▶ **Your assignment**: Filter these entries, keeping only lines that hold the word "name".

Interface dataset entries
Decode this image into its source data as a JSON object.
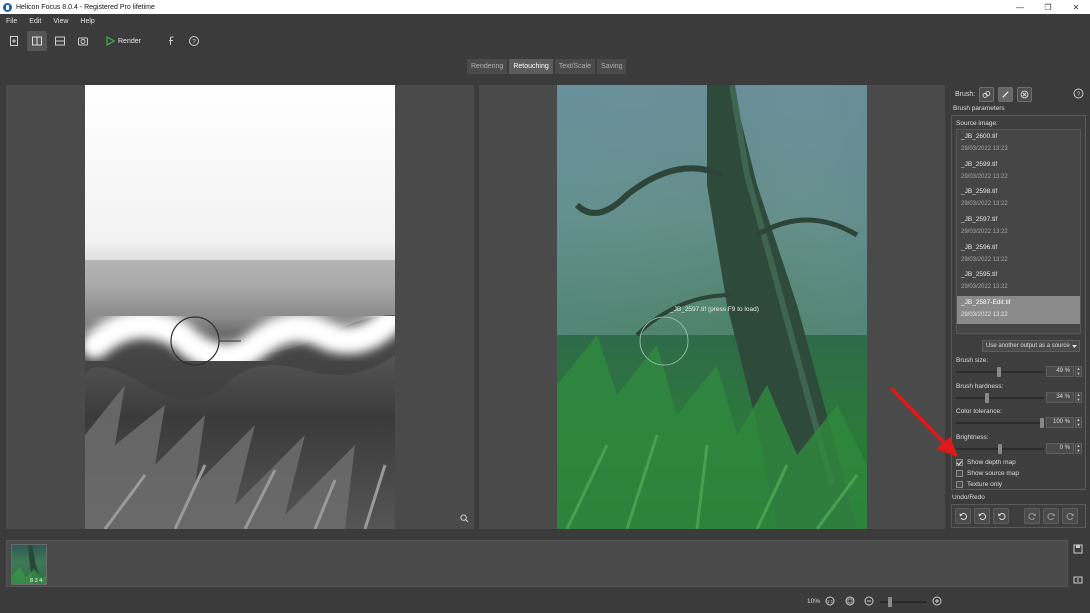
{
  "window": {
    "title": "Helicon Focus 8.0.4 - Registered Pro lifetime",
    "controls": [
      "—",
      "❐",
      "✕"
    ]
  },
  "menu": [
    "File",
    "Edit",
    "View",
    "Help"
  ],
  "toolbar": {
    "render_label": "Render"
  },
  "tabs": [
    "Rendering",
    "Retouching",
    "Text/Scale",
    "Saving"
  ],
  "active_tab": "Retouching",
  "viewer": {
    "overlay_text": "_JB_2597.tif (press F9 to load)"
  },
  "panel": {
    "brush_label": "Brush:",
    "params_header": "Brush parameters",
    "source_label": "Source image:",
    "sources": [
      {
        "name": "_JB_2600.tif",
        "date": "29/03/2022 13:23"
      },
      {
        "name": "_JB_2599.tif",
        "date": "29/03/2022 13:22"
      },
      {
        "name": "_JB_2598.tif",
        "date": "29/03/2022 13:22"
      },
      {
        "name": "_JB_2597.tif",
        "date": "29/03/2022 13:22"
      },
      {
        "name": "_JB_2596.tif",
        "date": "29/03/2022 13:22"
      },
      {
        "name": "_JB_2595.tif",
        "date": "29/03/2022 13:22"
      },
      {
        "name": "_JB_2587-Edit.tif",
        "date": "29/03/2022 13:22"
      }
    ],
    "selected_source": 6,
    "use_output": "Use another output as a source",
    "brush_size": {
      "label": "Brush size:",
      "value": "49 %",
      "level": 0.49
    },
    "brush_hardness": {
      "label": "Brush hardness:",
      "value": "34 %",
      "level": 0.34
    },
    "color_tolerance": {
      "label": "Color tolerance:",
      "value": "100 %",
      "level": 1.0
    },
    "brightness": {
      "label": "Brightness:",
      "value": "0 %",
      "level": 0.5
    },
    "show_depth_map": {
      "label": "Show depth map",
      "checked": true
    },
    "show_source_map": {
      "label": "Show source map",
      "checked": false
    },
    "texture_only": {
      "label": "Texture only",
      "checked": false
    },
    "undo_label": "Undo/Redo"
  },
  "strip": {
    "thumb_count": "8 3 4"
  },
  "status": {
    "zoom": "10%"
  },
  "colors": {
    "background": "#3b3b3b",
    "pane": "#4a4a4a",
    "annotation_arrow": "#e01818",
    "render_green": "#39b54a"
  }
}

▶ **Solution**:
        "name": "_JB_2600.tif",
        "name": "_JB_2599.tif",
        "name": "_JB_2598.tif",
        "name": "_JB_2597.tif",
        "name": "_JB_2596.tif",
        "name": "_JB_2595.tif",
        "name": "_JB_2587-Edit.tif",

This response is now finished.